Data records
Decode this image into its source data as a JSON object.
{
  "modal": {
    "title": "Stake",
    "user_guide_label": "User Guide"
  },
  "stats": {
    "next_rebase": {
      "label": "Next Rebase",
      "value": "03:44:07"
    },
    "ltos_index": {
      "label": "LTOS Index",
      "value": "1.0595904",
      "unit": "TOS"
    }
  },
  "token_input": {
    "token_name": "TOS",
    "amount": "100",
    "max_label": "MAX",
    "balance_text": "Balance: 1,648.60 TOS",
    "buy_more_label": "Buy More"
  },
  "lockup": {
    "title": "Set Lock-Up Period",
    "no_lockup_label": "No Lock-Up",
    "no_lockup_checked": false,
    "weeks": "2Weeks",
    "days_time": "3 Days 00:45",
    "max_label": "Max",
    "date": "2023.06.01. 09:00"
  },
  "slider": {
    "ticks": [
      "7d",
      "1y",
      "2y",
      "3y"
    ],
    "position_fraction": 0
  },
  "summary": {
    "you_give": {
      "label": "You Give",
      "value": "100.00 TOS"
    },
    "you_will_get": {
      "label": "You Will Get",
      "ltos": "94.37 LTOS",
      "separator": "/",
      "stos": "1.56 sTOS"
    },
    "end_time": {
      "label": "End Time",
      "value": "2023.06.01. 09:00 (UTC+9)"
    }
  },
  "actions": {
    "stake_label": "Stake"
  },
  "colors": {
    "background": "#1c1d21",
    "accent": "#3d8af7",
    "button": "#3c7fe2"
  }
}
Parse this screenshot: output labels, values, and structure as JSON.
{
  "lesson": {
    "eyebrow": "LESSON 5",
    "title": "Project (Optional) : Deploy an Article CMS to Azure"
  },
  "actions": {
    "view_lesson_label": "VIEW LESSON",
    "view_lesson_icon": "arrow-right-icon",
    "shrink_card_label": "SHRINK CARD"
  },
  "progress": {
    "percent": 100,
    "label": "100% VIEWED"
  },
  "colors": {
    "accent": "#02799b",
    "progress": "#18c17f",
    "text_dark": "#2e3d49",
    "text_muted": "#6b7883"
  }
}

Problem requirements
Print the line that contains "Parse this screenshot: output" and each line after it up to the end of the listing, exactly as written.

Task solution
Parse this screenshot: output labels, values, and structure as JSON.
{
  "lesson": {
    "eyebrow": "LESSON 5",
    "title": "Project (Optional) : Deploy an Article CMS to Azure"
  },
  "actions": {
    "view_lesson_label": "VIEW LESSON",
    "view_lesson_icon": "arrow-right-icon",
    "shrink_card_label": "SHRINK CARD"
  },
  "progress": {
    "percent": 100,
    "label": "100% VIEWED"
  },
  "colors": {
    "accent": "#02799b",
    "progress": "#18c17f",
    "text_dark": "#2e3d49",
    "text_muted": "#6b7883"
  }
}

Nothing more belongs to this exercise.